Broadband where there is none. Permission to carry a gun on a public street. The world’s fashionistas are a demanding lot, wanting a wild, windswept moor as a location one minute, a quaint cobbled street the next. Then they throw a hissy fit and insist they simply CANNOT do without a crumbling stately home complete with overgrown grounds, moat and a family of elves living in the basement.
OK, that last one was made up. But Marie Owen is accustomed to making pretty much anything happen in the name of fashion. When Chanel was looking for a ruined Scottish castle with a great hall for its Metier d’Art extravaganza, it turned to her for help. When Anthropologie called for misty moors, she took the team to Skye, and when Boden had a vision of its happy, impeccably dressed families frolicking on a grassy beach, Owen knew just the spot.

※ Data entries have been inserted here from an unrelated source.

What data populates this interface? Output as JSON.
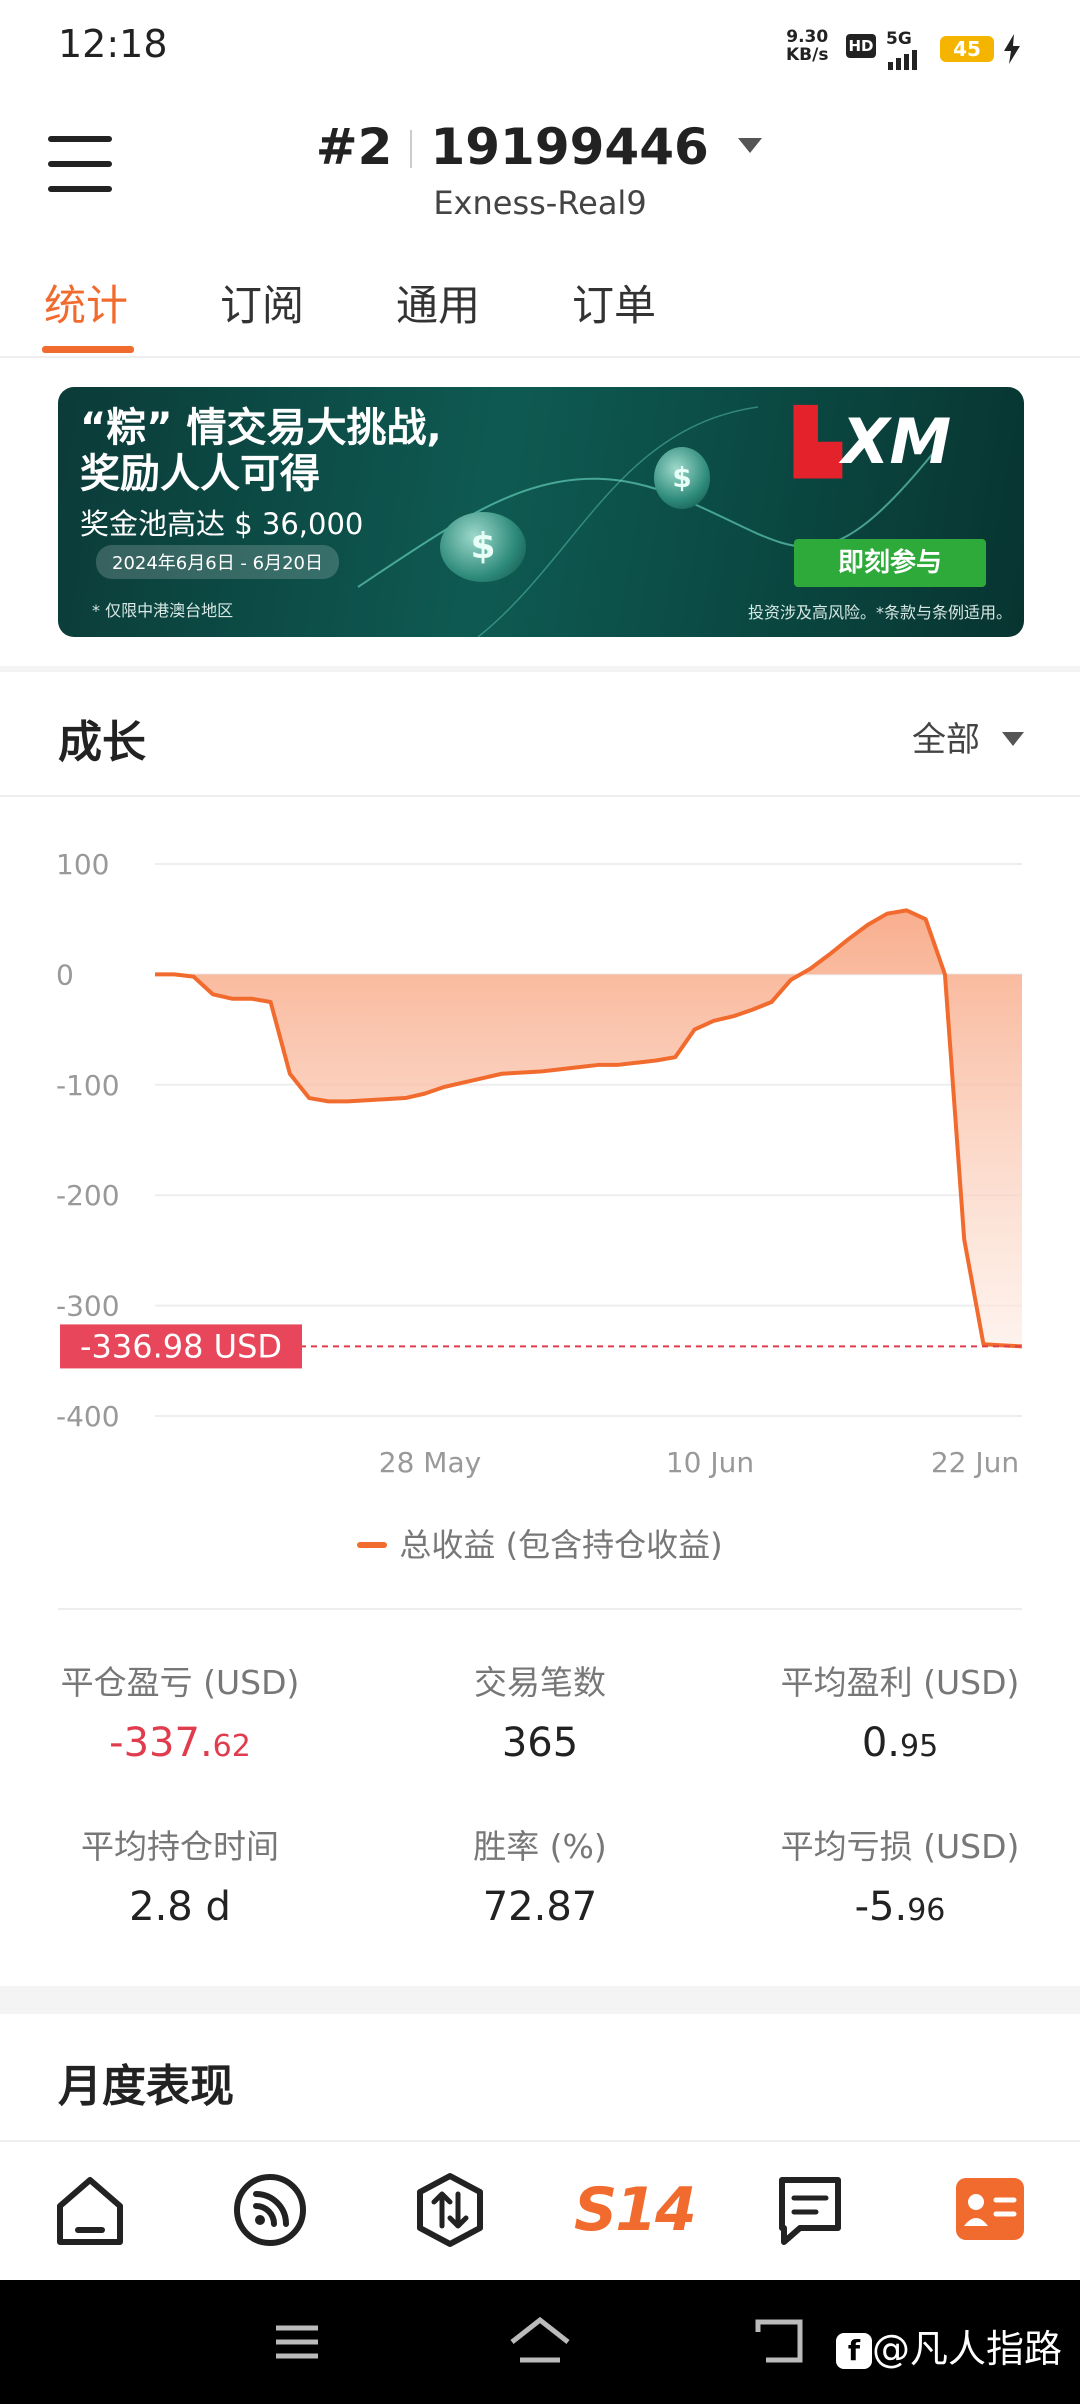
{
  "status_bar": {
    "time": "12:18",
    "net_speed_value": "9.30",
    "net_speed_unit": "KB/s",
    "hd_label": "HD",
    "network_label": "5G",
    "battery_level": "45"
  },
  "header": {
    "account_index": "#2",
    "account_number": "19199446",
    "server": "Exness-Real9"
  },
  "tabs": [
    {
      "label": "统计",
      "active": true
    },
    {
      "label": "订阅",
      "active": false
    },
    {
      "label": "通用",
      "active": false
    },
    {
      "label": "订单",
      "active": false
    }
  ],
  "banner": {
    "headline_line1": "“粽” 情交易大挑战,",
    "headline_line2": "奖励人人可得",
    "prize_text": "奖金池高达 $ 36,000",
    "date_range": "2024年6月6日 - 6月20日",
    "region_note": "* 仅限中港澳台地区",
    "logo_text": "XM",
    "cta_label": "即刻参与",
    "disclaimer": "投资涉及高风险。*条款与条例适用。"
  },
  "growth": {
    "title": "成长",
    "range_label": "全部"
  },
  "chart_data": {
    "type": "area",
    "yticks": [
      100,
      0,
      -100,
      -200,
      -300,
      -400
    ],
    "ylim": [
      -400,
      100
    ],
    "xtick_labels": [
      "28 May",
      "10 Jun",
      "22 Jun"
    ],
    "current_value_label": "-336.98 USD",
    "current_value": -336.98,
    "series": [
      {
        "name": "总收益 (包含持仓收益)",
        "color": "#f26b2e",
        "values": [
          0,
          0,
          -2,
          -18,
          -22,
          -22,
          -25,
          -90,
          -112,
          -115,
          -115,
          -114,
          -113,
          -112,
          -108,
          -102,
          -98,
          -94,
          -90,
          -89,
          -88,
          -86,
          -84,
          -82,
          -82,
          -80,
          -78,
          -75,
          -50,
          -42,
          -38,
          -32,
          -25,
          -5,
          5,
          18,
          32,
          45,
          55,
          58,
          50,
          0,
          -240,
          -335,
          -336,
          -336.98
        ]
      }
    ]
  },
  "legend_label": "总收益 (包含持仓收益)",
  "stats": [
    {
      "label": "平仓盈亏 (USD)",
      "int": "-337.",
      "dec": "62",
      "negative": true
    },
    {
      "label": "交易笔数",
      "int": "365",
      "dec": "",
      "negative": false
    },
    {
      "label": "平均盈利 (USD)",
      "int": "0.",
      "dec": "95",
      "negative": false
    },
    {
      "label": "平均持仓时间",
      "int": "2.8 d",
      "dec": "",
      "negative": false
    },
    {
      "label": "胜率 (%)",
      "int": "72.87",
      "dec": "",
      "negative": false
    },
    {
      "label": "平均亏损 (USD)",
      "int": "-5.",
      "dec": "96",
      "negative": false
    }
  ],
  "monthly": {
    "title": "月度表现"
  },
  "bottom_nav": {
    "s14_label": "S14"
  },
  "watermark": {
    "text": "@凡人指路"
  }
}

“My husband had the idea for the business,” she says. “He’s a photographer and lived in Manchester. Then, when we got together and he moved to Scotland, he was just blown away by it. Part of his job was travelling internationally on fashion shoots but he had no idea Scotland was so beautiful.”
Working as air stewardess at the time, three children and redundancy came their way and, by 2006, she was ready to put the idea into action, selling Scotland’s unique qualities to brands as a location for stills photography.

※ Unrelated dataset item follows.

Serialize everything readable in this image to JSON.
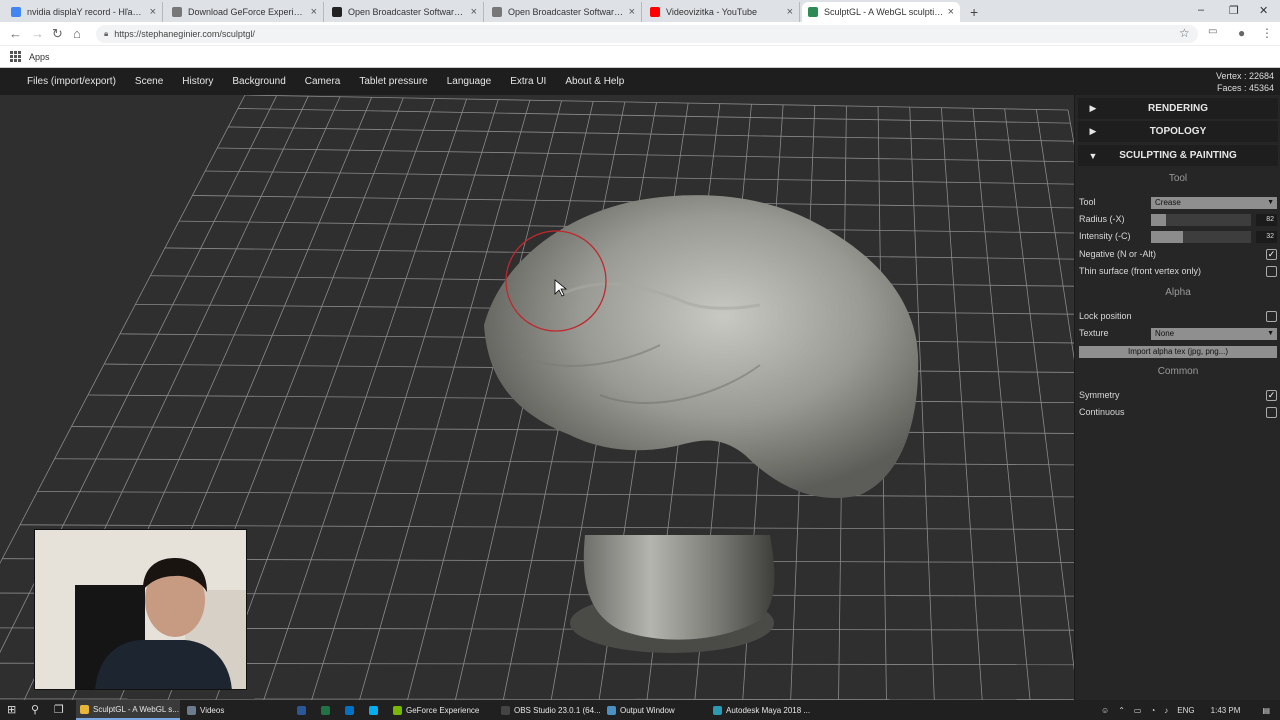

“It doesn’t have to be a really grand castle,” says Owen, “it could be a broken-down wall with a gate on a hillside. You look for something that has its own style.”
That could mean she’s taking a team from Tatler to Skye one day and the big cahunas from Carine Roitfeld’s CR Fashion Book to Gosford House the next, an old sawmill for a Polish fashion label another. “It’s about character, having that special something.”

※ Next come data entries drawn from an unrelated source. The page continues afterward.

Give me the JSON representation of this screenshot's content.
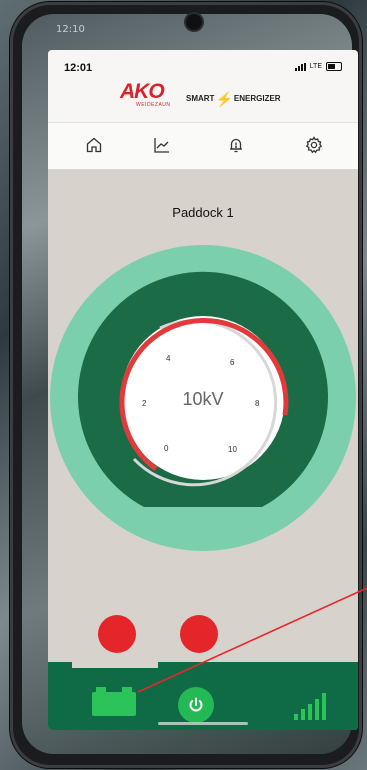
{
  "outer_status": {
    "time": "12:10"
  },
  "status_bar": {
    "time": "12:01",
    "network": "LTE"
  },
  "header": {
    "logo_main": "AKO",
    "logo_sub": "WEIDEZAUN",
    "brand_left": "SMART",
    "brand_right": "ENERGIZER"
  },
  "nav": {
    "items": [
      {
        "icon": "home-icon"
      },
      {
        "icon": "chart-icon"
      },
      {
        "icon": "alarm-bell-icon"
      },
      {
        "icon": "gear-icon"
      }
    ]
  },
  "main": {
    "title": "Paddock 1",
    "gauge": {
      "value_label": "10kV",
      "value": 10,
      "ticks": [
        "0",
        "2",
        "4",
        "6",
        "8",
        "10"
      ],
      "colors": {
        "outer": "#7ccfad",
        "ring": "#1b6b47",
        "needle": "#e23a3a"
      }
    }
  },
  "alerts": {
    "dot_color": "#e4262b",
    "count": 2
  },
  "bottom_bar": {
    "battery_icon": "battery-icon",
    "power_icon": "power-icon",
    "signal_icon": "signal-bars-icon",
    "colors": {
      "bar": "#0e6b45",
      "accent": "#2cc45a"
    }
  }
}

And while those of us who live in Scotland might say, “But what about the rubbish weather?” Owen says, “A lot of our campaigns are focused on autumn/winter collections so they’re coming for that light, a little bit of mist; they’re not really coming for sunny weather. Actually, quite often they’re saying, ‘It’s too sunny.’”
Her job is not just to find the perfect location either; it is to arrange all the logistics involved in getting a group of fashion people there and catering for their every impetuous need.
“We have a Japanese client who wanted to camp overnight so they could get certain times of day and night, and the location they wanted was only accessible by boat. So you speak to someone who has a boat. And if you need to go up a mountain, you get a mountain guide. On one shoot they wanted us to walk a micro-pig down a street on a lead. We contacted the Micropig Association of Scotland, and apparently it’s illegal to walk a micropig down a public road, but you’re allowed to walk a piglet.
“We do everything they need us to do and have a budget to do – all the production support from the minute they land at the airport, from picking them up to where they’re going to stay, how they get from hotel to set, permits, access, food and toilets and ironing things on set ... everything. If there’s a boat involved, it’s working out tide times and safety, and what kind of boat they want.
“I’ve never had anyone come and say they didn’t like it. Sometimes they come and say, ‘It was Edinburgh or New York ... and we’ve got Edinburgh.’ Like they’re disappointed. And at the end they say, “My God, I had no idea!” n
Vanity Fair for Chanel
“This was photographed very early in the morning, after Chanel’s Metier d’Art show. It was so busy at the Location Scotland studio, producing this shoot alongside another for Karl Lagerfeld. I always think producers are like swans, working maniacally under the water but looking graceful and completely in control to the outside world.”
Pringle of Scotland
“This was one of Location Scotland’s first jobs and one we will never forget. It was incredible to work with Tilda Swinton. She was such a gem, and invited us round to her house for tea and cake. We had to wait for hair dye to be delivered in order for her to match the surroundings for the shoot. And when the caterer turned up she thought she was there for Pringle crisps.”
Bamburgh beach, Northumberland
“We have worked with Boden several times and they are fantastic clients. We use East Lothian beaches a lot – Gullane, Seacliff, Cove, with its beautiful harbour walls. But this shoot actually took place in Northumberland. The team had to build the hut they used in the shoot.”
Isle of Skye and Edinburgh
“Due to the long hours of light on Skye, the shoot days were long and fun. Anthropologie’s creative director Trevor Lunn is of Scottish descent and it was the first time he’d been back in the country for several years. He was so happy to bring Anthropologie to Scotland for this shoot. It transpired that Trevor’s parents lived just down the road from mine – small world.”
Isle of Skye
“This was a hugely successful campaign for the German catalogue company and the first time they had shot in Scotland. It was a fantastic shoot to work on – we took the whole team to a local farm and had a spit roast with plenty of food, music and drinks – all great fun.”
“We cast local men as models for this shoot, which worked incredibly well and gave a real edge to the finished shots.”